Source records below:
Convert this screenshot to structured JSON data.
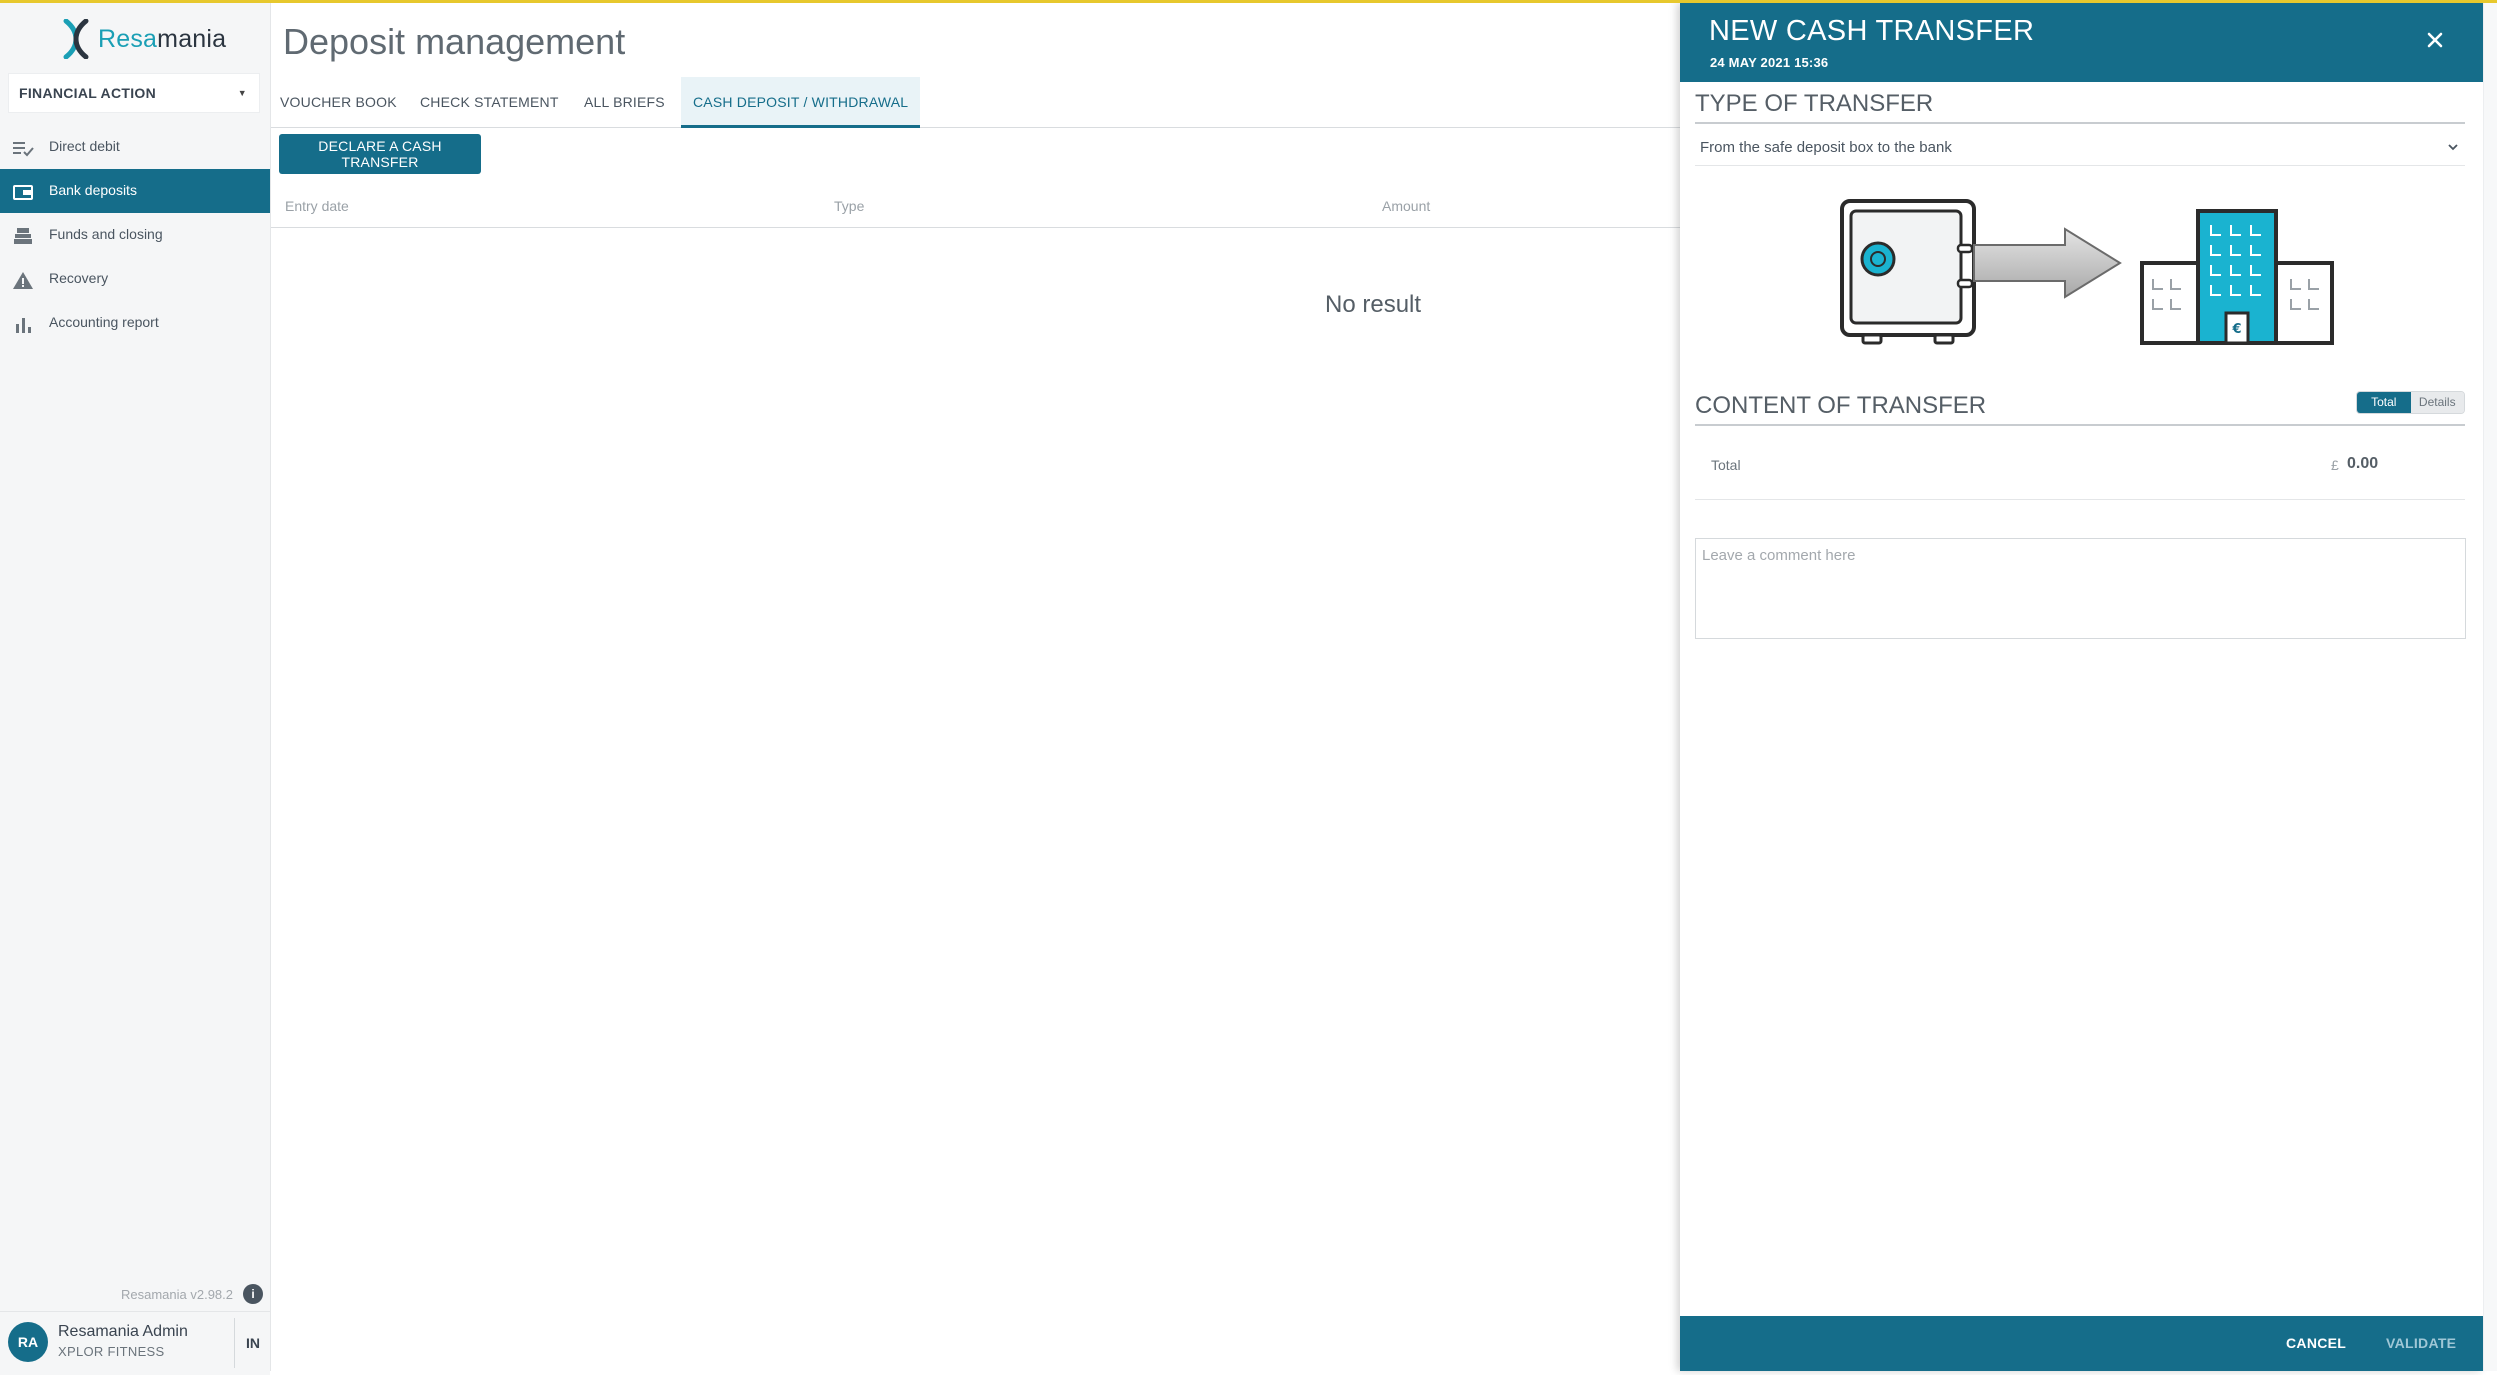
{
  "app": {
    "logo_part1": "Resa",
    "logo_part2": "mania",
    "context_select": "FINANCIAL ACTION",
    "version": "Resamania v2.98.2"
  },
  "sidebar": {
    "items": [
      {
        "label": "Direct debit",
        "icon": "list-check-icon"
      },
      {
        "label": "Bank deposits",
        "icon": "wallet-icon",
        "active": true
      },
      {
        "label": "Funds and closing",
        "icon": "cash-register-icon"
      },
      {
        "label": "Recovery",
        "icon": "warning-icon"
      },
      {
        "label": "Accounting report",
        "icon": "bar-chart-icon"
      }
    ]
  },
  "user": {
    "initials": "RA",
    "name": "Resamania Admin",
    "company": "XPLOR FITNESS",
    "action": "IN"
  },
  "main": {
    "title": "Deposit management",
    "tabs": [
      {
        "label": "VOUCHER BOOK"
      },
      {
        "label": "CHECK STATEMENT"
      },
      {
        "label": "ALL BRIEFS"
      },
      {
        "label": "CASH DEPOSIT / WITHDRAWAL",
        "active": true
      }
    ],
    "declare_button": "DECLARE A CASH TRANSFER",
    "columns": [
      "Entry date",
      "Type",
      "Amount"
    ],
    "empty_text": "No result"
  },
  "panel": {
    "title": "NEW CASH TRANSFER",
    "date": "24 MAY 2021 15:36",
    "type_section": "TYPE OF TRANSFER",
    "type_value": "From the safe deposit box to the bank",
    "content_section": "CONTENT OF TRANSFER",
    "toggle_total": "Total",
    "toggle_details": "Details",
    "total_label": "Total",
    "currency": "£",
    "total_value": "0.00",
    "comment_placeholder": "Leave a comment here",
    "cancel": "CANCEL",
    "validate": "VALIDATE"
  },
  "colors": {
    "primary": "#156d8a",
    "accent": "#1a9fb5",
    "top_line": "#e7c82d",
    "building": "#1ab3d0"
  }
}
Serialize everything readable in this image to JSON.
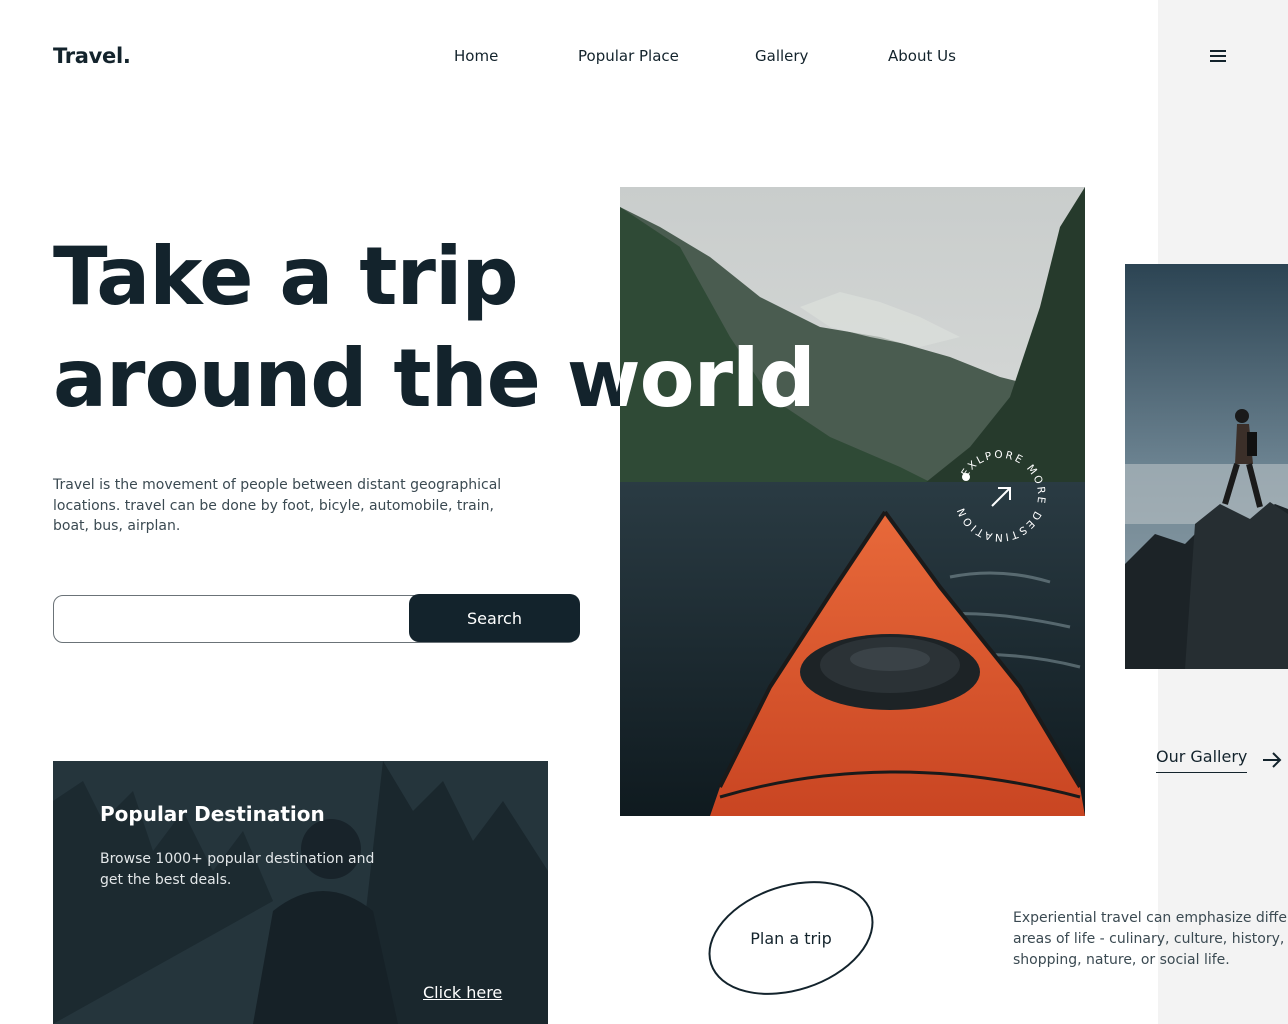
{
  "brand": {
    "logo": "Travel."
  },
  "nav": {
    "home": "Home",
    "popular": "Popular Place",
    "gallery": "Gallery",
    "about": "About Us",
    "menu_icon": "hamburger-menu-icon"
  },
  "hero": {
    "title_line1": "Take a trip",
    "title_line2": "around the world",
    "description": "Travel is the movement of people between distant geographical locations. travel can be done by foot, bicyle, automobile, train, boat, bus, airplan.",
    "search_placeholder": "",
    "search_button": "Search"
  },
  "badge": {
    "text": "EXLPORE MORE DESTINATION",
    "icon": "arrow-up-right-icon"
  },
  "gallery": {
    "link": "Our Gallery",
    "icon": "arrow-right-icon"
  },
  "promo": {
    "title": "Popular Destination",
    "description": "Browse 1000+ popular destination and get the best deals.",
    "link": "Click here"
  },
  "plan": {
    "label": "Plan a trip"
  },
  "experiential": {
    "line1": "Experiential travel can emphasize differe",
    "line2": "areas of life - culinary, culture, history,",
    "line3": "shopping, nature, or social life."
  },
  "colors": {
    "primary": "#13232c",
    "kayak": "#d9512c",
    "sidebar": "#f3f3f3"
  }
}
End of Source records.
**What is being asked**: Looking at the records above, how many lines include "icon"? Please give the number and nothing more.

**Your response**: 8